A word on the intervening chapters? Some worked. Some did not. The first, Bilquis, chapter set a tone that sticks out from the rest of the book. It did not work, and I thought it silly. But others I found interesting. Some I found boring. So it goes. I am not sure with myself whether they as a whole added or subtracted from the book, because the book is not . . . . creative — symbolic? — enough in its language for interjections like that to effect resonances. The creativity of the book is in what happens, not in how it is told. The interruptions are mostly more intervening episodes that, to be honest, you can either take or leave. And I was paying attention, because how such things like that work is interesting (if not important) to me. And yet, curiously, there is a part of me that felt there needed to be many more of them, to create a kind of behind the scenes gestalt.
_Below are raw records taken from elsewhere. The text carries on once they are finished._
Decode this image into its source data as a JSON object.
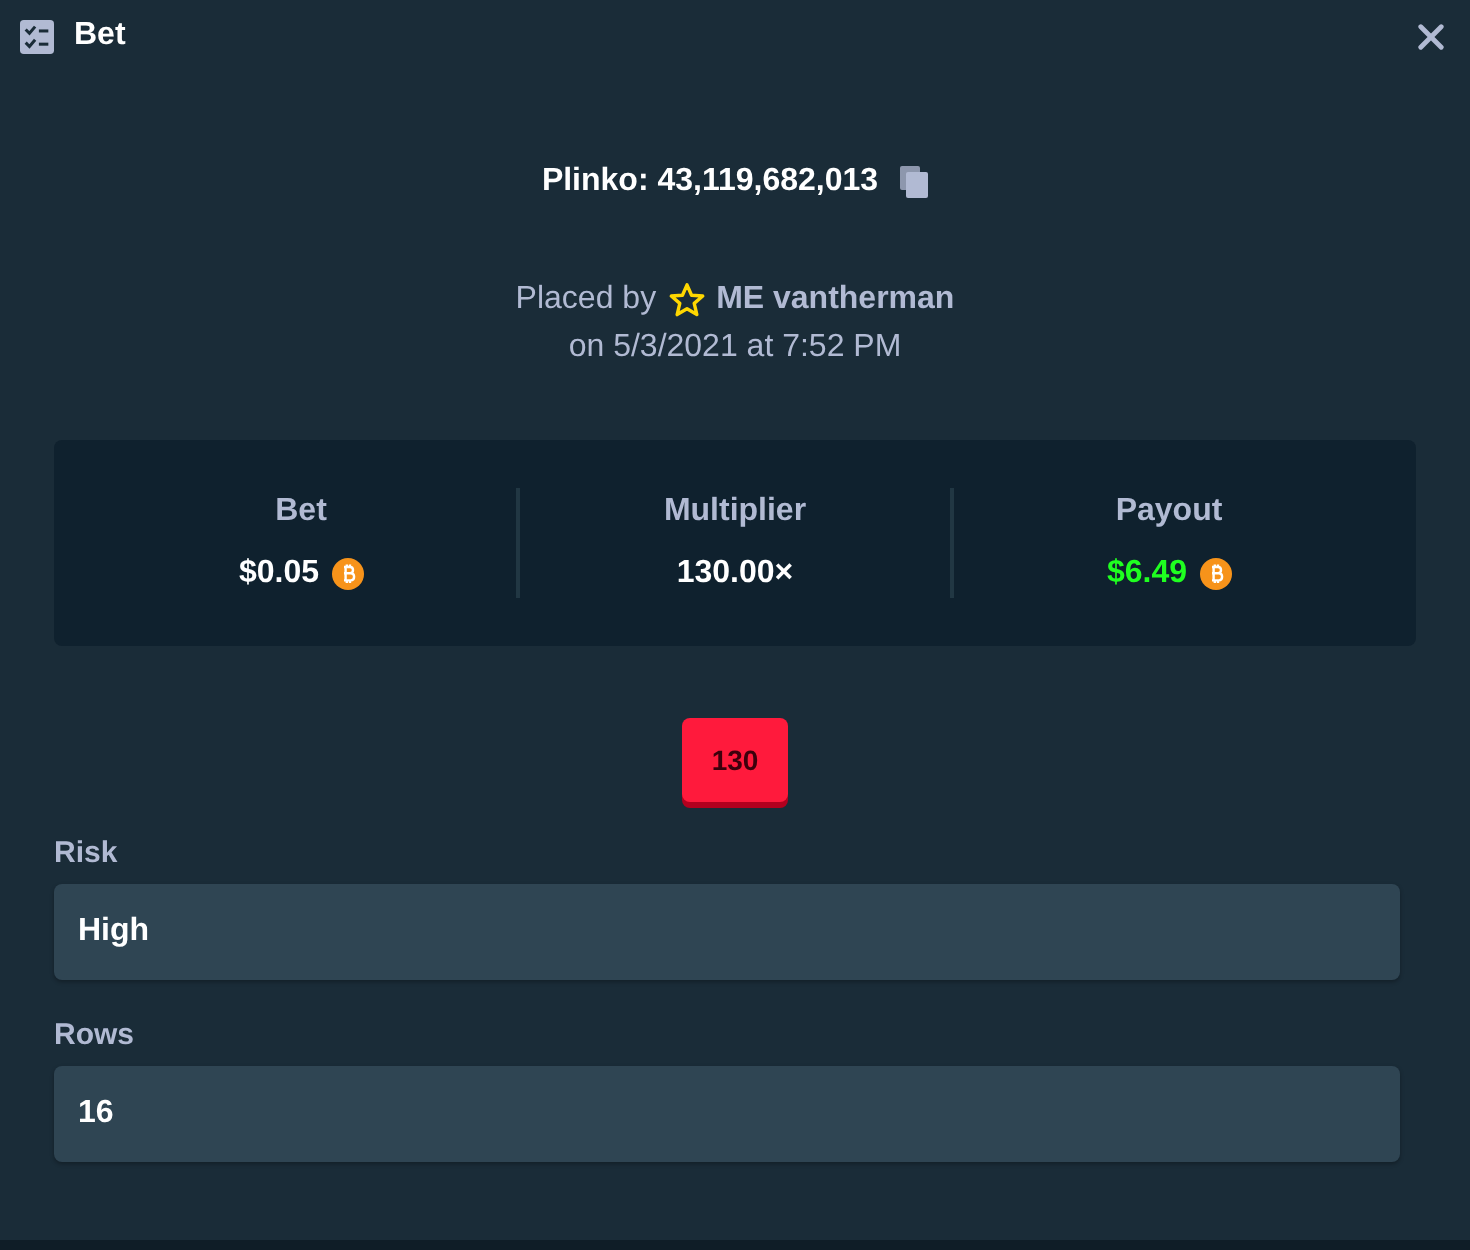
{
  "window": {
    "title": "Bet"
  },
  "game": {
    "title": "Plinko: 43,119,682,013"
  },
  "placed": {
    "prefix": "Placed by",
    "user": "ME vantherman",
    "date": "on 5/3/2021 at 7:52 PM"
  },
  "stats": [
    {
      "label": "Bet",
      "value": "$0.05",
      "kind": "amount"
    },
    {
      "label": "Multiplier",
      "value": "130.00×",
      "kind": "plain"
    },
    {
      "label": "Payout",
      "value": "$6.49",
      "kind": "payout"
    }
  ],
  "multiplier_tile": {
    "value": "130"
  },
  "fields": [
    {
      "label": "Risk",
      "value": "High"
    },
    {
      "label": "Rows",
      "value": "16"
    }
  ]
}
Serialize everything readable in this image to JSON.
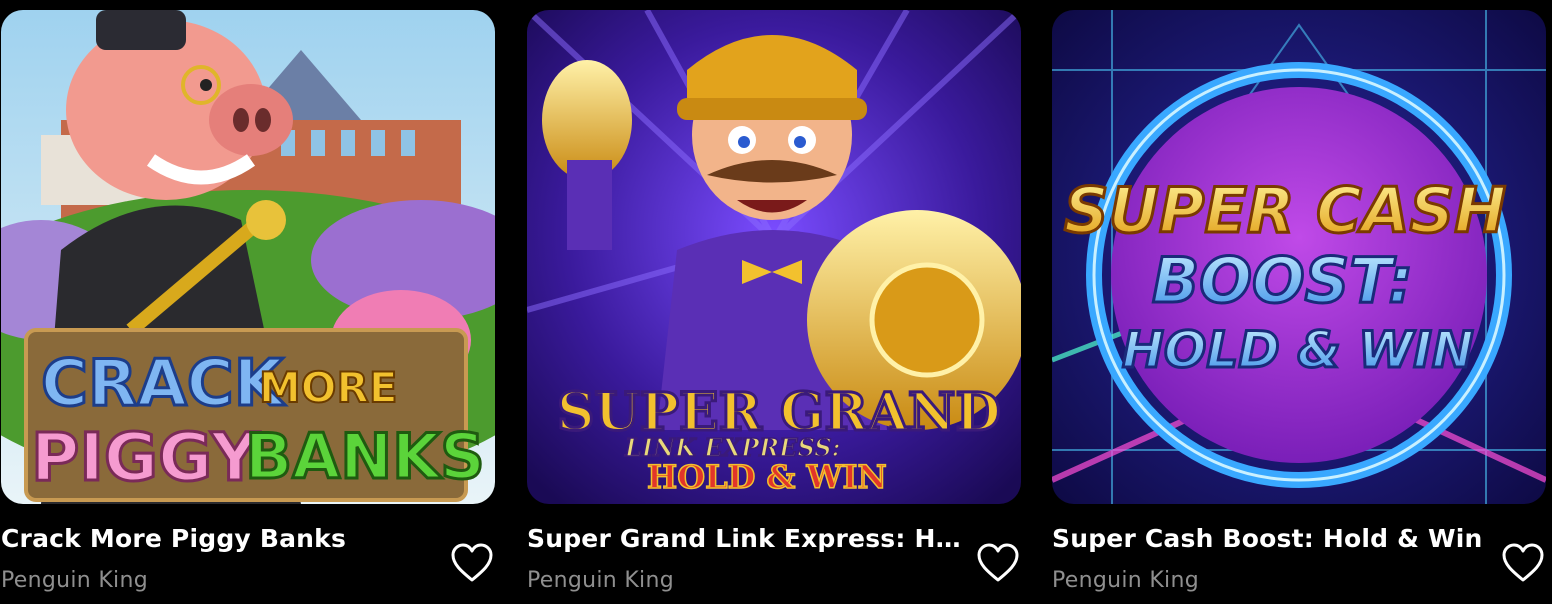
{
  "games": [
    {
      "title": "Crack More Piggy Banks",
      "provider": "Penguin King",
      "art": {
        "line1": "CRACK",
        "line2": "MORE",
        "line3": "PIGGY",
        "line4": "BANKS"
      },
      "colors": {
        "sky": "#bfe0f2",
        "accent": "#f07db4",
        "green": "#3fbf2a"
      }
    },
    {
      "title": "Super Grand Link Express: Ho...",
      "provider": "Penguin King",
      "art": {
        "line1": "SUPER GRAND",
        "line2": "LINK EXPRESS:",
        "line3": "HOLD & WIN"
      },
      "colors": {
        "bg": "#3a1a9c",
        "gold": "#f2c12e",
        "purple": "#5a2fb5"
      }
    },
    {
      "title": "Super Cash Boost: Hold & Win",
      "provider": "Penguin King",
      "art": {
        "line1": "SUPER CASH",
        "line2": "BOOST:",
        "line3": "HOLD & WIN"
      },
      "colors": {
        "bg": "#1a1160",
        "ring": "#39a8ff",
        "disc": "#9a32d9"
      }
    }
  ],
  "icons": {
    "favorite": "heart-outline-icon"
  }
}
All in all though, I finished the book without too much laboring through it. The way Lakeside ended like a cook chopping the butt off celery stalks did piss me off a touch. But I enjoyed it otherwise. Not great literature, in no way. Gaiman is a more than competent writer, but nothing exceptional happens in the words. (Not in the two books I've read.) Not genre fiction, either, though. Which is important. He is definitely a better writer than that. If someone asked if they should read it I would say read ten pages in the middle and if it sounded interesting go for it. Well, if they normally read just genre stuff I would say "It's better than the crap you normally read." And I am not put off of wanting to read other things by Gaiman. For as I said, I so do want to like Neil Gaiman's books.